Q: The dioxin residue was still there?
A: A lot of military aircraft get mothballed in the Arizona desert because things rust slowly. The planes’ doors and windows were sealed up. Dioxin biodegrades very slowly and, if there’s no sunlight, it can’t decompose through photolysis.
Dioxin residue was found in aircraft used to spray Agent Orange defoliant in Vietnam.
Q: Your panel’s report didn’t actually recommend coverage for the reservists.
A: It wasn’t ours to decide whether to compensate the reservists. We were asked to answer whether meaningful exposures were plausible. We estimated that the reservists would have been “downhill” in a chemical sense from the surface residues, so exposures would be expected. We also determined that, given the paucity of information, we could not conclude that the reservists’ exposures would have been negligible. We decided that to go to just that far, and left it to the VA to make the final decision.
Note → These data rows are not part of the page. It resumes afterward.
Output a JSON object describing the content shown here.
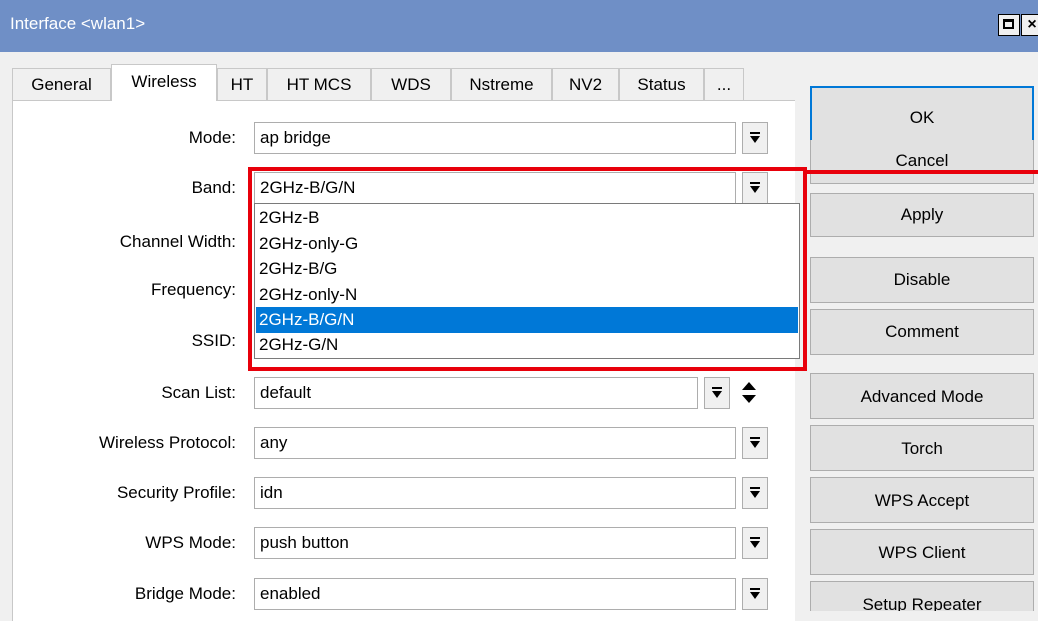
{
  "window": {
    "title": "Interface <wlan1>"
  },
  "tabs": [
    {
      "label": "General"
    },
    {
      "label": "Wireless"
    },
    {
      "label": "HT"
    },
    {
      "label": "HT MCS"
    },
    {
      "label": "WDS"
    },
    {
      "label": "Nstreme"
    },
    {
      "label": "NV2"
    },
    {
      "label": "Status"
    },
    {
      "label": "..."
    }
  ],
  "form": {
    "mode": {
      "label": "Mode:",
      "value": "ap bridge"
    },
    "band": {
      "label": "Band:",
      "value": "2GHz-B/G/N"
    },
    "channel_width": {
      "label": "Channel Width:"
    },
    "frequency": {
      "label": "Frequency:"
    },
    "ssid": {
      "label": "SSID:"
    },
    "scan_list": {
      "label": "Scan List:",
      "value": "default"
    },
    "wireless_protocol": {
      "label": "Wireless Protocol:",
      "value": "any"
    },
    "security_profile": {
      "label": "Security Profile:",
      "value": "idn"
    },
    "wps_mode": {
      "label": "WPS Mode:",
      "value": "push button"
    },
    "bridge_mode": {
      "label": "Bridge Mode:",
      "value": "enabled"
    }
  },
  "band_dropdown": {
    "options": [
      "2GHz-B",
      "2GHz-only-G",
      "2GHz-B/G",
      "2GHz-only-N",
      "2GHz-B/G/N",
      "2GHz-G/N"
    ],
    "selected": "2GHz-B/G/N"
  },
  "buttons": {
    "ok": "OK",
    "cancel": "Cancel",
    "apply": "Apply",
    "disable": "Disable",
    "comment": "Comment",
    "advanced_mode": "Advanced Mode",
    "torch": "Torch",
    "wps_accept": "WPS Accept",
    "wps_client": "WPS Client",
    "setup_repeater": "Setup Repeater"
  },
  "colors": {
    "titlebar": "#6f8fc6",
    "selection": "#0078d7",
    "highlight": "#e8000b"
  }
}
Q: What do you take from this experience?
A: It’s enjoyable to serve on a panel with bright people to chew on a real problem, and there’s satisfaction in writing a report that somebody read and that apparently made a difference. That doesn’t always happen.
Are you or do you know a veteran in the greater Seattle area who needs some basic dental care?
Smiles for Veterans is Saturday August 8th from 9-4p.m. at the PIMA Dental Hygiene Clinic located at:
9709 3rd Ave NE
Seattle, WA 98115
Wednesday, June 24, 6:00 – 8:00 p.m. | 5pm-6pm Open House
VA Puget Sound Health Care System, Seattle Division, 1660 S Columbian Way, Building 1, Room 240 & 236B, Seattle, Washington 98108
All Veterans are welcome to attend and ask questions of VA Puget Sound Health Care System staff.